The insertion of acupuncture needles naturally stimulates the release of endorphins, assisting the body in repairing itself. Acupuncture also combats inflammation, which reduces feelings of pain and stiffness. It increases blood flow, helping tissues flush out stagnant blood and encouraging the lymphatic system to repair compromised areas. And, most importantly, it interferes with the distressed messages ricocheting between the brain and distal pain sites, leading to a real change in pain perception.

All of this occurs over repeated acupuncture treatments. Patients suffering from chronic pain, and especially those on opioids, should expect to receive multiple acupuncture treatments to change underlying dysfunction. In some cases, acupuncture is incapable of resolving the pain entirely, especially if the trauma happened years—or decades—ago. Our goal is to help patients feel as comfortable as possible given their personal health history and constitution.

It is important to remember that acupuncture does not work like a pill. Once a patient has become accustomed to taking medication, especially an opiate, the expectation that acupuncture will bring substantial relief right away is misplaced. A course of treatment can last anywhere from two to six months, and sometimes longer, depending on the severity of the condition.

Chronic pain is a complicated problem. It requires clients, and practitioners, to be patient with the body as it repairs itself. Additionally, if a patient is addicted to opioid medications, the process of reducing prescription dependence is particularly challenging. It requires a team approach, which can include medical care, physical therapy, massage, and acupuncture. Get help when it’s needed, and don’t give up too quickly.

Alta Mira recovery center in California says that drug dependence in elders can be overlooked or dismissed because of a perceived lack of urgency. This attitude is often motivated by our cultural beliefs about the limits of old age. At Boulder Acupuncture and Herbs, we are committed to offering seniors access to drug-free alternatives that do not erode quality of life, no matter your age.

If you or a loved one is caught in the cycle of chronic pain, call us today. If you’ve sustained a recent injury, get in to see our acupuncturist right away. Acupuncture will speed up the recovery process and lower your risk of developing drug reliance. And if opioid abuse is already a concern, talk with us about how we can work with you and your doctor to break the cycle of dependence.

For more information on chronic pain in elders, see our article Pain Management in Older Adults.

 

Works Referenced

Chau, Diane, et al. Opiates and Elderly: Use and Side Effects. Clinical Interventions in Aging. 2008. https://www.ncbi.nlm.nih.gov/pmc/articles/PMC2546472/.

Esposito, Jenny. Silent Epidemic: Seniors and Addiction. U.S. News and World Report online. December 2, 2015. http://health.usnews.com/health-news/patient-advice/articles/2015/12/02/silent-epidemic-seniors-and-addiction.

Gold, Jenny. Opioids Can Derail the Lives of Older People, Too. http://www.npr.org/sections/health-shots/2016/12/20/502470255/opioids-can-derail-the-lives-of-older-people-too.

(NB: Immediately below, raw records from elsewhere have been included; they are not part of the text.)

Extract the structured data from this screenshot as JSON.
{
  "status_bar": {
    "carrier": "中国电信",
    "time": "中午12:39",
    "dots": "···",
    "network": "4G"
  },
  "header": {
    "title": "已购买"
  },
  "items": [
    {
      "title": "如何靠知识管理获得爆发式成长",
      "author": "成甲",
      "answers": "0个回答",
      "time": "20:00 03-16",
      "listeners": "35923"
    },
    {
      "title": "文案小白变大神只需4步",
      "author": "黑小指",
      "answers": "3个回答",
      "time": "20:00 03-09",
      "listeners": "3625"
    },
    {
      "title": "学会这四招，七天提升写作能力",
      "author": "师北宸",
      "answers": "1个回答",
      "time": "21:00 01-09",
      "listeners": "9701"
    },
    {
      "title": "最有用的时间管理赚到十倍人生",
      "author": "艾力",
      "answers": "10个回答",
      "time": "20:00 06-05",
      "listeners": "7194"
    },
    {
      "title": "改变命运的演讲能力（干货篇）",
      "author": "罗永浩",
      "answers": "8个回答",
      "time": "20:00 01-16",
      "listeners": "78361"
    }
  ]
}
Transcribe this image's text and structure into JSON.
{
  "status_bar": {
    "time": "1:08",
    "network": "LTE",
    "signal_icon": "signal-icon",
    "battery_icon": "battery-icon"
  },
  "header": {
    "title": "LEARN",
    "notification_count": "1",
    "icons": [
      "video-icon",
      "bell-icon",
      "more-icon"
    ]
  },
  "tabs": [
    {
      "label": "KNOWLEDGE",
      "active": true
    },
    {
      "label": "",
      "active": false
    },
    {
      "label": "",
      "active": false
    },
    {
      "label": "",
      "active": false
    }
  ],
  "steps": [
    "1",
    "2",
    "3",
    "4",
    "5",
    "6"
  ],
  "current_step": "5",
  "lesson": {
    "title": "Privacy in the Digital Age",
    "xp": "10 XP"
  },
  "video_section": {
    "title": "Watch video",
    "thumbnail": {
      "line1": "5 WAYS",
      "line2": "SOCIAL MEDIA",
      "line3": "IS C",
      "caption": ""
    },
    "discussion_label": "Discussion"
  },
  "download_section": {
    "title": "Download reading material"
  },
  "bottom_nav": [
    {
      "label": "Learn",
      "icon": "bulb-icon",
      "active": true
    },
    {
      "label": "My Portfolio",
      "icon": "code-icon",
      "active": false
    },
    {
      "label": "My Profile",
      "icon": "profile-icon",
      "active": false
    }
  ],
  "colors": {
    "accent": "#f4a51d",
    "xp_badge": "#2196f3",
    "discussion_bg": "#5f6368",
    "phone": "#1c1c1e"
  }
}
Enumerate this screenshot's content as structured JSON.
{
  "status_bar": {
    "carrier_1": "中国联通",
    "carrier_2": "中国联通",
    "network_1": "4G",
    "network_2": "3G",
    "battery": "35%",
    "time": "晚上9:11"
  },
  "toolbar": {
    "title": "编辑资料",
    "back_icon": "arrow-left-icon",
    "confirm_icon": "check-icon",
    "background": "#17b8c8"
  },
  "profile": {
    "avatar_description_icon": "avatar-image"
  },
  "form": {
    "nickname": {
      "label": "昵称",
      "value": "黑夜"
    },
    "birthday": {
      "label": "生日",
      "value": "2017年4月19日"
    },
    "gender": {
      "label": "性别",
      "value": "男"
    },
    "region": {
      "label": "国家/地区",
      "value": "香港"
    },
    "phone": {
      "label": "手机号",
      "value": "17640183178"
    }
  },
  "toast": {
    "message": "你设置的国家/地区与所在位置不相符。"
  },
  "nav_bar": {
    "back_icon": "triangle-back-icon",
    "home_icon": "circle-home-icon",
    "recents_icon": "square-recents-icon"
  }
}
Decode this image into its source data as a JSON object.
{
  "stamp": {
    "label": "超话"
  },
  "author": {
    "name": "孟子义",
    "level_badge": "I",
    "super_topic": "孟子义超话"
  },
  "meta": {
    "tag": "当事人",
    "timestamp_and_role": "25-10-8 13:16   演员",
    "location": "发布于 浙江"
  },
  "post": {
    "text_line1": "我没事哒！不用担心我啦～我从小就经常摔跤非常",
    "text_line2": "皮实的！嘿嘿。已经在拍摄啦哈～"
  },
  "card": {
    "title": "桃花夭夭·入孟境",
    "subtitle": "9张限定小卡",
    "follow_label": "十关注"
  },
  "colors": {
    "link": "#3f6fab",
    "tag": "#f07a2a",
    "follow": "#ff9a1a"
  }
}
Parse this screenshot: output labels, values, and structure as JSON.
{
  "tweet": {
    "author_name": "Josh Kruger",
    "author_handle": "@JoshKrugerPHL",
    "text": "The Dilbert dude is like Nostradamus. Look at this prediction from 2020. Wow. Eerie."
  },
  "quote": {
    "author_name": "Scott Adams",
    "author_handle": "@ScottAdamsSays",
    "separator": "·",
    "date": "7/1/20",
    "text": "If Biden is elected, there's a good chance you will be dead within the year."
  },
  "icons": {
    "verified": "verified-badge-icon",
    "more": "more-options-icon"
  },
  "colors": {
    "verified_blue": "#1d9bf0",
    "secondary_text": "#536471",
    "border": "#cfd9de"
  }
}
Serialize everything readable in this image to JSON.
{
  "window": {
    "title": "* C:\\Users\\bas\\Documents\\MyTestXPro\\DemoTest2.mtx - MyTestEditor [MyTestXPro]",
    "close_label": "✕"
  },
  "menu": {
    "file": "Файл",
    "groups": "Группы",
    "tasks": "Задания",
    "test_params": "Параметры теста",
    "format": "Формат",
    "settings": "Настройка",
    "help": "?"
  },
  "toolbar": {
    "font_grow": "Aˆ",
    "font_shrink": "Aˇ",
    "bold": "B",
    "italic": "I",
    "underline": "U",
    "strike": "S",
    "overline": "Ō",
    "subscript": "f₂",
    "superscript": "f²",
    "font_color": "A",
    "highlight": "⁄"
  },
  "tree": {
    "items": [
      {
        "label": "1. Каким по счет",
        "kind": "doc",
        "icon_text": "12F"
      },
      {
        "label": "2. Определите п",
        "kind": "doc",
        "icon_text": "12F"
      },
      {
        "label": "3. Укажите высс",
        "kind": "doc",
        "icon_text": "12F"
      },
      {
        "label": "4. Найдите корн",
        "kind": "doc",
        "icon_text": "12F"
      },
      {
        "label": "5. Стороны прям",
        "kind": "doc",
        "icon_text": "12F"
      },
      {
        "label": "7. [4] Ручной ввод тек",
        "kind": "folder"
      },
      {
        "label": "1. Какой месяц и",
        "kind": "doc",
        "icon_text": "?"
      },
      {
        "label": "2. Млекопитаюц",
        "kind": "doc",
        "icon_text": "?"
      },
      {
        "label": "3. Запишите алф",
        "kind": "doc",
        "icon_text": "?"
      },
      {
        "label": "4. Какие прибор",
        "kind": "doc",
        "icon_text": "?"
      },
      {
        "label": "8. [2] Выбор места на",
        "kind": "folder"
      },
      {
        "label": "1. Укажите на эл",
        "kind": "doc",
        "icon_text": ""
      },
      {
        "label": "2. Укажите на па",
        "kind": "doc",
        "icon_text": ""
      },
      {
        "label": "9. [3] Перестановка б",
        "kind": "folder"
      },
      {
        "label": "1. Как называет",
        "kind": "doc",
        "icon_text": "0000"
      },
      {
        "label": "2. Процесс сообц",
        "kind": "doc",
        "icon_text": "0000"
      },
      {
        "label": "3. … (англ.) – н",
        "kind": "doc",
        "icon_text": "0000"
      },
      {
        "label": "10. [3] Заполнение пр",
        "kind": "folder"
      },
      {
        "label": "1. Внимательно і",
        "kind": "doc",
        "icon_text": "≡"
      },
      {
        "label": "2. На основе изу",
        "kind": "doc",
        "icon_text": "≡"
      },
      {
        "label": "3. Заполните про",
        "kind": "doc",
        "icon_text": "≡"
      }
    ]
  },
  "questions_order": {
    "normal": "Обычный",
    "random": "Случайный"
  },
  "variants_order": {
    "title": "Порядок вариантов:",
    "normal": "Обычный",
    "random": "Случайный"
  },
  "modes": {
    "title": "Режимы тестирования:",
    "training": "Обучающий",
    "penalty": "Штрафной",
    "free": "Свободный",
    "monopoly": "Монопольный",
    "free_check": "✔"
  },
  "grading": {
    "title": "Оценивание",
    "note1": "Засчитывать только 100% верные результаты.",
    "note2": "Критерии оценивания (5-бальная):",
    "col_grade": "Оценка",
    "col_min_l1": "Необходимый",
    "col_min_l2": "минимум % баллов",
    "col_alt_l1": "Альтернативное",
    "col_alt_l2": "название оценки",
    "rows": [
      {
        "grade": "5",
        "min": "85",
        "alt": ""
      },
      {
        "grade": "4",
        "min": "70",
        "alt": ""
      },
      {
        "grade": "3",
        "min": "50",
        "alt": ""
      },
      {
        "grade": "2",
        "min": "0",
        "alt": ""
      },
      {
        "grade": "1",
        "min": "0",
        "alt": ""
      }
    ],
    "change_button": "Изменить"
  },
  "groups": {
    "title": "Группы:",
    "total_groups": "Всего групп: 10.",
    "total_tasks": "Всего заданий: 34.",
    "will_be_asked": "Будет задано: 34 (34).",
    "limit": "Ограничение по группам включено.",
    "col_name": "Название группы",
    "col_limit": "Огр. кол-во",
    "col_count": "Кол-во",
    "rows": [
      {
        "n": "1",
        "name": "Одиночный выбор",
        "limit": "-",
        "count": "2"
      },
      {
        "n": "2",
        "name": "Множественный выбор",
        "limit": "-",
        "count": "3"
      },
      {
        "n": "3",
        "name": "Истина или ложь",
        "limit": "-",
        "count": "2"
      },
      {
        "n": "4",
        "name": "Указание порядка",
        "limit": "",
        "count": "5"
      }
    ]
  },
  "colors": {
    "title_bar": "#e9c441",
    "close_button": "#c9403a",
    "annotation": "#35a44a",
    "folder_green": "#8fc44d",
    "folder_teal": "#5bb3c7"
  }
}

Prescription Opioid Abuse In The Elderly An Urgent Concern. Narcanon website. http://www.narconon.org/blog/narconon/prescription-opioid-abuse-in-the-elderly-an-urgent-concern/.

Sphar, Brittany. Opioid Considerations in the Elderly. Presentation at University of Colorado Internal Medicine Department of Geriatrics Grand Rounds. March 17, 2016. http://www.ucdenver.edu/academics/colleges/medicalschool/departments/medicine/geriatrics/grandrounds/Documents/15-16/GeriatricGrandRounds-Sphar-031716.pdf.

The Opioid Epidemic: By the Numbers. U.S. Department of Health and Human Services. Updated June 2016. https://www.hhs.gov/sites/default/files/Factsheet-opioids-061516.pdf.

Why Opioid Addiction in Seniors Remains a Hidden Epidemic. Alta Mira website. Posted September 2016. https://www.altamirarecovery.com/blog/opioid-addiction-seniors-remains-hidden-epidemic/.